Technological progress continues to push on all three fronts!

What’s next – epigenetic MRD?:

The opportunities for patients that come from MRD assays, enabling more aggressive therapy in some, or reducing the need for chemo/radio for others, means it is an area of rapid technological development right now. This is focused on the challenges one and two above, increasing sensitivity as well as building the MRD factories and/or developing non-personalised assays to make them easy and fast.

Although the technological progress is moving very quickly on creating personalised MRD tests the challenges of producing these bespoke assays are not being ignored. Many researchers are developing methods that are “patient agnostic” and can be run across any patient; some are also looking to develop “tumour agnostic” tests that could be run on any cancer in any patient – the ultimate goal.

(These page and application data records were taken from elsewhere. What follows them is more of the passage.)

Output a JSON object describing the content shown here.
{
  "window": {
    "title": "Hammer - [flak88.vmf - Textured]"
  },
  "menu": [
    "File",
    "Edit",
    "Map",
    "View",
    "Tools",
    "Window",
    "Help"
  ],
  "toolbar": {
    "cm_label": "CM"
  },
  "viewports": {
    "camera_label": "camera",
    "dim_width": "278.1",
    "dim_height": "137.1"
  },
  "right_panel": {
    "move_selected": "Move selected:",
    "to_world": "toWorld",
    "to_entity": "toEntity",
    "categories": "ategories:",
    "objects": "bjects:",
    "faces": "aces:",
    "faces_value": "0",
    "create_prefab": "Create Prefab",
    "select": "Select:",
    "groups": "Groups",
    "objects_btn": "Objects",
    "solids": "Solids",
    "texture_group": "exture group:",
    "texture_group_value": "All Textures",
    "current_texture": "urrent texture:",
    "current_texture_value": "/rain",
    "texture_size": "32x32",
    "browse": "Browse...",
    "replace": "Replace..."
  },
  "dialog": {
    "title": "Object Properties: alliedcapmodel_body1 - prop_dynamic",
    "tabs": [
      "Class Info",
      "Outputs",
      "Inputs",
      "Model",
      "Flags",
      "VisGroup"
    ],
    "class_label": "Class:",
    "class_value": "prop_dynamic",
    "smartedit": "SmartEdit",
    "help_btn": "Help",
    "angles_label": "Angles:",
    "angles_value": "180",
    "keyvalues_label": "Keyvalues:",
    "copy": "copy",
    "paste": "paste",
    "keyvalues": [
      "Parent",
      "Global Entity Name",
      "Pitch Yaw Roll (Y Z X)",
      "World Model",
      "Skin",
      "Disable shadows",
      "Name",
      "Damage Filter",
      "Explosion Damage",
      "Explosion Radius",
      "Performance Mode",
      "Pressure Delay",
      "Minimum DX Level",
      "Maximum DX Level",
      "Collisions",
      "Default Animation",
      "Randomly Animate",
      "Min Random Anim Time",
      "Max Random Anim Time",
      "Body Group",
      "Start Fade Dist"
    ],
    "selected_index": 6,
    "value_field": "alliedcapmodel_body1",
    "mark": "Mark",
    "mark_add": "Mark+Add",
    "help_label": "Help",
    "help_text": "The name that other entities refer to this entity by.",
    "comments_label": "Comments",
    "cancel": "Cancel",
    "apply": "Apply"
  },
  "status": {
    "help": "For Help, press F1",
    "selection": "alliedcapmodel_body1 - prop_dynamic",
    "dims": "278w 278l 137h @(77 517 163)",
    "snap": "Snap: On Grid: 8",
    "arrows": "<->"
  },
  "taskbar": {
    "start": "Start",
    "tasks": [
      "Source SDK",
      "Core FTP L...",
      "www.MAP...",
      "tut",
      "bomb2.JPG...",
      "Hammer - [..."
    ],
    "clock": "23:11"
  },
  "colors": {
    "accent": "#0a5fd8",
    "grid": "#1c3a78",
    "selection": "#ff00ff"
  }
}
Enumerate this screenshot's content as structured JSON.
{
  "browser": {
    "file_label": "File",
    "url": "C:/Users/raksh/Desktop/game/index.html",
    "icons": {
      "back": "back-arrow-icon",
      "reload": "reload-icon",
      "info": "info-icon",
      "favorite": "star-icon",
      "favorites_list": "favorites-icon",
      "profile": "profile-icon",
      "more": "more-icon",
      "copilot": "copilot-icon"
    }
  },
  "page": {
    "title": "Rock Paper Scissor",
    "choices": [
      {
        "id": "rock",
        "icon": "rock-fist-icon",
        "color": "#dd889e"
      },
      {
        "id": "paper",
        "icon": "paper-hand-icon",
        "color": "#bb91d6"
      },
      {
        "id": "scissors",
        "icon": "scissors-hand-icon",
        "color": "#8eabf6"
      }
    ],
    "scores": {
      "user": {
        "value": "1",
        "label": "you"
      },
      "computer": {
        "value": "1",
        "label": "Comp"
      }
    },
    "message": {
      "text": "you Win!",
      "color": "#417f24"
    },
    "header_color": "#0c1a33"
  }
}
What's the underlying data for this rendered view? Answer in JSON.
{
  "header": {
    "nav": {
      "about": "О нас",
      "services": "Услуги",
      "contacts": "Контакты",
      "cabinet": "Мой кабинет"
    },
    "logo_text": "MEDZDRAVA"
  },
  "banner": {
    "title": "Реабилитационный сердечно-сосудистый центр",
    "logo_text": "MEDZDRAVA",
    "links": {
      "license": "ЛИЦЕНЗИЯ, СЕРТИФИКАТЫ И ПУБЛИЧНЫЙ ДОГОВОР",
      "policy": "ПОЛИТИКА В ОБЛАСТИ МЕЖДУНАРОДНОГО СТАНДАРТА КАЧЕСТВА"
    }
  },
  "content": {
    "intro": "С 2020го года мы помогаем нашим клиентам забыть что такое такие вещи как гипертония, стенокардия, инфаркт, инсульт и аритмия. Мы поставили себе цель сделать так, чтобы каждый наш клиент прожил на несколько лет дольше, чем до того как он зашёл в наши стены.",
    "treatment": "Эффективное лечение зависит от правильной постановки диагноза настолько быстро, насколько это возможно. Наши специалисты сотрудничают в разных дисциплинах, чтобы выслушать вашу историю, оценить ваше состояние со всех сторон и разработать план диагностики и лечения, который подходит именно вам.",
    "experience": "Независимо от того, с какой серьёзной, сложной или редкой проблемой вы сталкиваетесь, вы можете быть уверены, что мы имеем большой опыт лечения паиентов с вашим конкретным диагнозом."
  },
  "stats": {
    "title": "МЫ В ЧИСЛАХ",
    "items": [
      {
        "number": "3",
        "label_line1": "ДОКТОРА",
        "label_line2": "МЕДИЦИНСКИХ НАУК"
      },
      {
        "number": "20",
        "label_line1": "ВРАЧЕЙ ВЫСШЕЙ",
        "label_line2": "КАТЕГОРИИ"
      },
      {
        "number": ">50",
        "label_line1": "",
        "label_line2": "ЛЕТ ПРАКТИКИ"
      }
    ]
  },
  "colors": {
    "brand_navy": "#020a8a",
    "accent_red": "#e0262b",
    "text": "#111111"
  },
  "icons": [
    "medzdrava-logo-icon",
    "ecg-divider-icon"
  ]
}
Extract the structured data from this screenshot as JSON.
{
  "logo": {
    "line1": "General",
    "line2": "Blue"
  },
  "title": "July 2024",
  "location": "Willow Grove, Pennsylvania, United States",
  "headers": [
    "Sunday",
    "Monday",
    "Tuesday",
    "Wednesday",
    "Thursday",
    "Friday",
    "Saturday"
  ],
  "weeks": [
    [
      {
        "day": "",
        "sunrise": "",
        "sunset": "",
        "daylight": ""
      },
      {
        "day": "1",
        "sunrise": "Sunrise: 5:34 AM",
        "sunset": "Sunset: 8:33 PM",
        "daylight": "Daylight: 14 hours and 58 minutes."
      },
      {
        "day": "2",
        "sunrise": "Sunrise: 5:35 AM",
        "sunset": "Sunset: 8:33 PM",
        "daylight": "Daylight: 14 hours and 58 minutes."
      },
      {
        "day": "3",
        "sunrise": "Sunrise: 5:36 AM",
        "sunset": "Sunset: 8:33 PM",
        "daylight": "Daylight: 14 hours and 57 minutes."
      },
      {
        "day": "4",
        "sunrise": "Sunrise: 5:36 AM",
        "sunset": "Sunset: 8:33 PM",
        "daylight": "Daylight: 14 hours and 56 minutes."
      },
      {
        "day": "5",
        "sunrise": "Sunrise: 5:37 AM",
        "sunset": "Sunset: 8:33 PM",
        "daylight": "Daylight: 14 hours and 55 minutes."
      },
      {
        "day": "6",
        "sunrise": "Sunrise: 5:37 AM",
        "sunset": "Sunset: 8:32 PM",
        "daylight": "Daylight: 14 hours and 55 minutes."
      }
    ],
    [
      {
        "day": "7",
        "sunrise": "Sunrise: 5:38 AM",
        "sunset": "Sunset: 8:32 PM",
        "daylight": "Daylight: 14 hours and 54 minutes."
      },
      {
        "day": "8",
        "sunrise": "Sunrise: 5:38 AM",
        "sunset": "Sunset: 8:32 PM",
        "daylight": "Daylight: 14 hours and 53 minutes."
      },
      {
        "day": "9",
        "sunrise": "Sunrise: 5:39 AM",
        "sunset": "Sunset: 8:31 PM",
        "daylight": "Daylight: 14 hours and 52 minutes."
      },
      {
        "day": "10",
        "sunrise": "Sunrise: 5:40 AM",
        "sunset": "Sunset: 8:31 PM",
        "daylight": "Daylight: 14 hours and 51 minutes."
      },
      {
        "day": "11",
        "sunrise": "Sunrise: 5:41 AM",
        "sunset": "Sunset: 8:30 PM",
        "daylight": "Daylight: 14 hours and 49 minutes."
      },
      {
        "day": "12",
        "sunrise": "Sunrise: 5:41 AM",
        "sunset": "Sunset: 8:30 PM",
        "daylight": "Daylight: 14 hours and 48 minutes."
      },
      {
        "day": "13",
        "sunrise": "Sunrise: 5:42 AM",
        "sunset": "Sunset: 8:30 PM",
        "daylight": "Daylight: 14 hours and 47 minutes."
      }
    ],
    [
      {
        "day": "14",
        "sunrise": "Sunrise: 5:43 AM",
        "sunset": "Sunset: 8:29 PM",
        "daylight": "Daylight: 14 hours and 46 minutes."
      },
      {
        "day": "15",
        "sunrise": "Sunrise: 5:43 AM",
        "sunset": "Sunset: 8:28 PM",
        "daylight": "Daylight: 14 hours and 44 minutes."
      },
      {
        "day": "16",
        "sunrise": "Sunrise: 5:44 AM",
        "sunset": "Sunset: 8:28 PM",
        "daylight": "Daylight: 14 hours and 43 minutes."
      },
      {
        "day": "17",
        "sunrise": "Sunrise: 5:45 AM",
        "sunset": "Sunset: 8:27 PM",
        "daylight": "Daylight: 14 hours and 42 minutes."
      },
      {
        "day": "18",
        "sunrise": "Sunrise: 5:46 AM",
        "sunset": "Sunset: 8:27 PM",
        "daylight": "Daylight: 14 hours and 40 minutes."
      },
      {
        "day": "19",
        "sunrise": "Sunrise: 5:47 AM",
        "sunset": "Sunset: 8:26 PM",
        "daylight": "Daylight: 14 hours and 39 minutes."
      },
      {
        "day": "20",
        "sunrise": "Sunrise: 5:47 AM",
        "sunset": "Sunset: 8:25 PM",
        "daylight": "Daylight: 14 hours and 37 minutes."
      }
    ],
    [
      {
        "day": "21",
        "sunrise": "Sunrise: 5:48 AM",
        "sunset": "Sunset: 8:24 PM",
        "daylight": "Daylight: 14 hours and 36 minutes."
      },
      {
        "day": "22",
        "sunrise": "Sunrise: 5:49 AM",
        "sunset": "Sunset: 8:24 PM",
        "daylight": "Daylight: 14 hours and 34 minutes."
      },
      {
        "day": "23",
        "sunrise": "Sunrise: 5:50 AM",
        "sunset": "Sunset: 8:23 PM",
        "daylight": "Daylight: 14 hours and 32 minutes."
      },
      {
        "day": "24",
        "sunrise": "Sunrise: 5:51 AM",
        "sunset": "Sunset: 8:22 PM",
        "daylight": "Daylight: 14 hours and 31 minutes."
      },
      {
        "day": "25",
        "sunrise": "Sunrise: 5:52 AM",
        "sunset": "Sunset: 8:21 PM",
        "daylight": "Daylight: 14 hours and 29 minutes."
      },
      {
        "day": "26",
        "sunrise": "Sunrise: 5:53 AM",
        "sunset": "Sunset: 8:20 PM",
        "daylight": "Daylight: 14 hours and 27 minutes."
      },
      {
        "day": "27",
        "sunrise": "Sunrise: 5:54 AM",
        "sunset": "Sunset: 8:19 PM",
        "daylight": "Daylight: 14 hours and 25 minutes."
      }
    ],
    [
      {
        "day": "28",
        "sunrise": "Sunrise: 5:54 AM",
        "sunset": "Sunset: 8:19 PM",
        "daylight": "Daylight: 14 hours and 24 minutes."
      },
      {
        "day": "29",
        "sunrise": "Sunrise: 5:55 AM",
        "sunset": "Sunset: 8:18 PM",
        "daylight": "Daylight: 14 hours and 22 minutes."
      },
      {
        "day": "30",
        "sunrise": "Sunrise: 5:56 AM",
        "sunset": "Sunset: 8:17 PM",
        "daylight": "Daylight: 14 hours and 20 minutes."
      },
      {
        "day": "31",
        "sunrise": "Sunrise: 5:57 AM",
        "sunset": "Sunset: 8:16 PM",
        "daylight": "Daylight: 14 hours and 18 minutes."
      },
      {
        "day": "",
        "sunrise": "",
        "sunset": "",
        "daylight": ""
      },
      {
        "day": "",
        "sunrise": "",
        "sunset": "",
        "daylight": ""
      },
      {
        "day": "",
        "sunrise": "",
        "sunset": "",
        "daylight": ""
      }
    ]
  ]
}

These agnostic methods use different epigenetic methods to detect cancer. These epigenetic assays detect changes in how the DNA of the tumour is marked chemically, or packaged in the nucleus, rather than focus on mutations in the tumour genome. These Epigenome “marks” more similar across different patients, and even across different cancers, and there are many more epigenetic changes than mutations in tumours, making them great candidates for new MRD tests. One company pushing hard on this frontier is GRAIL (recently acquired by Illumina) and slide 11 of their Transforming Cancer Detection presentation highlights what they are doing over the next few years with respect to MRD. GRAIL have developed a DNA methylation assay for cancer early detection, which relies on finding regions in the tumour genome that are methylated to detect the presence of cancer. Application of their technology, or something similar, to MRD might just lead to a single MRD test for any cancer.

The use of MRD in solid tumours is still in its infancy. But the impact on patients will likely be so positive that the research and biotech communities are investing heavily and are likely to make rapid progress. Roll on the next decade – the decade of MRD?